- **What to do**: For this task, retype the records below exactly.

Extracted records

--

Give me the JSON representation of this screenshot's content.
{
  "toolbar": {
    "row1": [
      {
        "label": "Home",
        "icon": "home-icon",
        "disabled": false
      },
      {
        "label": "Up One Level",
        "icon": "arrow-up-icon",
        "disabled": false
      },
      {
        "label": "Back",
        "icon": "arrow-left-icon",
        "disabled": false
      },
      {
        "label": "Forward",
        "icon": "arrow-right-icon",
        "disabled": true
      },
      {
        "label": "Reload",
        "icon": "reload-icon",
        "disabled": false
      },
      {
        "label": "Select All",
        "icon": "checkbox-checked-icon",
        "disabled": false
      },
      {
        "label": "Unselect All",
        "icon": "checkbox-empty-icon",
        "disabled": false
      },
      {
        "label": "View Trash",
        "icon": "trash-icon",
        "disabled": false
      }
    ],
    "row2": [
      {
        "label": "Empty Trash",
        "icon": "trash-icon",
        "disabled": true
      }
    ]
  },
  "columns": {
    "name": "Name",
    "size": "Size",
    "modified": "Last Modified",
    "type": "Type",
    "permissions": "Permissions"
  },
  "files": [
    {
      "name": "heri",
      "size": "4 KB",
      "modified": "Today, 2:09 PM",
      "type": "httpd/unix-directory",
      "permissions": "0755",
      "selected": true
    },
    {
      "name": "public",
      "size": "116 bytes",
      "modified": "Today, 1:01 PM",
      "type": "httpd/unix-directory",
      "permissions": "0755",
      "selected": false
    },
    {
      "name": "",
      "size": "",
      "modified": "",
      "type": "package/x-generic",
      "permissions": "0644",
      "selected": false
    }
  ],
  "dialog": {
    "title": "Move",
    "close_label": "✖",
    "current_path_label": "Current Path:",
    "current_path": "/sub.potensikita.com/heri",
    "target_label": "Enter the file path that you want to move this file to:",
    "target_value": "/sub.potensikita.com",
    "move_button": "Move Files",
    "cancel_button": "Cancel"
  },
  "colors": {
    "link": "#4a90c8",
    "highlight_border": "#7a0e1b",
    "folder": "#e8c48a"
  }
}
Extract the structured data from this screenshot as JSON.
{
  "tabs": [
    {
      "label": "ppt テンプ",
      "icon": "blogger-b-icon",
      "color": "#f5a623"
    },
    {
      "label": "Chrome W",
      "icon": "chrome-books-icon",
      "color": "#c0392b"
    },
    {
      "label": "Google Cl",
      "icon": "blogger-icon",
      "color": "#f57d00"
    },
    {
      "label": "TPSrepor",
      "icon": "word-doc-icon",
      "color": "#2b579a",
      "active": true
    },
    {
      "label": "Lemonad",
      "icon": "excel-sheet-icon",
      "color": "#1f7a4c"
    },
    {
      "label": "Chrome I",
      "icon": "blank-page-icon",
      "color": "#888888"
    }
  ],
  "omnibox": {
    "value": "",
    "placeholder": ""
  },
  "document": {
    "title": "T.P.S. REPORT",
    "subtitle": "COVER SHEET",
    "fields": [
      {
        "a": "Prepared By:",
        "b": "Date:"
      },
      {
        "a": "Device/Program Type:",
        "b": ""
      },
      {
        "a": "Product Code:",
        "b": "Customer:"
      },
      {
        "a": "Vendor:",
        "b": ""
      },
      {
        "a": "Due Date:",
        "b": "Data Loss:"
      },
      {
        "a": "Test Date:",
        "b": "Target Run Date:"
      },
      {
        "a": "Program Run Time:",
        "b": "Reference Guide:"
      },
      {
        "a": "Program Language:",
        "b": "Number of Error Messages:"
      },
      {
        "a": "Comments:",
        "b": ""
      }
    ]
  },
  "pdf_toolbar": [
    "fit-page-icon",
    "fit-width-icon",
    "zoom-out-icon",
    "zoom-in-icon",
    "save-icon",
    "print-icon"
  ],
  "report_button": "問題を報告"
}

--

- **Expected answer**:
Give me the JSON representation of this screenshot's content.
{
  "toolbar": {
    "row1": [
      {
        "label": "Home",
        "icon": "home-icon",
        "disabled": false
      },
      {
        "label": "Up One Level",
        "icon": "arrow-up-icon",
        "disabled": false
      },
      {
        "label": "Back",
        "icon": "arrow-left-icon",
        "disabled": false
      },
      {
        "label": "Forward",
        "icon": "arrow-right-icon",
        "disabled": true
      },
      {
        "label": "Reload",
        "icon": "reload-icon",
        "disabled": false
      },
      {
        "label": "Select All",
        "icon": "checkbox-checked-icon",
        "disabled": false
      },
      {
        "label": "Unselect All",
        "icon": "checkbox-empty-icon",
        "disabled": false
      },
      {
        "label": "View Trash",
        "icon": "trash-icon",
        "disabled": false
      }
    ],
    "row2": [
      {
        "label": "Empty Trash",
        "icon": "trash-icon",
        "disabled": true
      }
    ]
  },
  "columns": {
    "name": "Name",
    "size": "Size",
    "modified": "Last Modified",
    "type": "Type",
    "permissions": "Permissions"
  },
  "files": [
    {
      "name": "heri",
      "size": "4 KB",
      "modified": "Today, 2:09 PM",
      "type": "httpd/unix-directory",
      "permissions": "0755",
      "selected": true
    },
    {
      "name": "public",
      "size": "116 bytes",
      "modified": "Today, 1:01 PM",
      "type": "httpd/unix-directory",
      "permissions": "0755",
      "selected": false
    },
    {
      "name": "",
      "size": "",
      "modified": "",
      "type": "package/x-generic",
      "permissions": "0644",
      "selected": false
    }
  ],
  "dialog": {
    "title": "Move",
    "close_label": "✖",
    "current_path_label": "Current Path:",
    "current_path": "/sub.potensikita.com/heri",
    "target_label": "Enter the file path that you want to move this file to:",
    "target_value": "/sub.potensikita.com",
    "move_button": "Move Files",
    "cancel_button": "Cancel"
  },
  "colors": {
    "link": "#4a90c8",
    "highlight_border": "#7a0e1b",
    "folder": "#e8c48a"
  }
}
Extract the structured data from this screenshot as JSON.
{
  "tabs": [
    {
      "label": "ppt テンプ",
      "icon": "blogger-b-icon",
      "color": "#f5a623"
    },
    {
      "label": "Chrome W",
      "icon": "chrome-books-icon",
      "color": "#c0392b"
    },
    {
      "label": "Google Cl",
      "icon": "blogger-icon",
      "color": "#f57d00"
    },
    {
      "label": "TPSrepor",
      "icon": "word-doc-icon",
      "color": "#2b579a",
      "active": true
    },
    {
      "label": "Lemonad",
      "icon": "excel-sheet-icon",
      "color": "#1f7a4c"
    },
    {
      "label": "Chrome I",
      "icon": "blank-page-icon",
      "color": "#888888"
    }
  ],
  "omnibox": {
    "value": "",
    "placeholder": ""
  },
  "document": {
    "title": "T.P.S. REPORT",
    "subtitle": "COVER SHEET",
    "fields": [
      {
        "a": "Prepared By:",
        "b": "Date:"
      },
      {
        "a": "Device/Program Type:",
        "b": ""
      },
      {
        "a": "Product Code:",
        "b": "Customer:"
      },
      {
        "a": "Vendor:",
        "b": ""
      },
      {
        "a": "Due Date:",
        "b": "Data Loss:"
      },
      {
        "a": "Test Date:",
        "b": "Target Run Date:"
      },
      {
        "a": "Program Run Time:",
        "b": "Reference Guide:"
      },
      {
        "a": "Program Language:",
        "b": "Number of Error Messages:"
      },
      {
        "a": "Comments:",
        "b": ""
      }
    ]
  },
  "pdf_toolbar": [
    "fit-page-icon",
    "fit-width-icon",
    "zoom-out-icon",
    "zoom-in-icon",
    "save-icon",
    "print-icon"
  ],
  "report_button": "問題を報告"
}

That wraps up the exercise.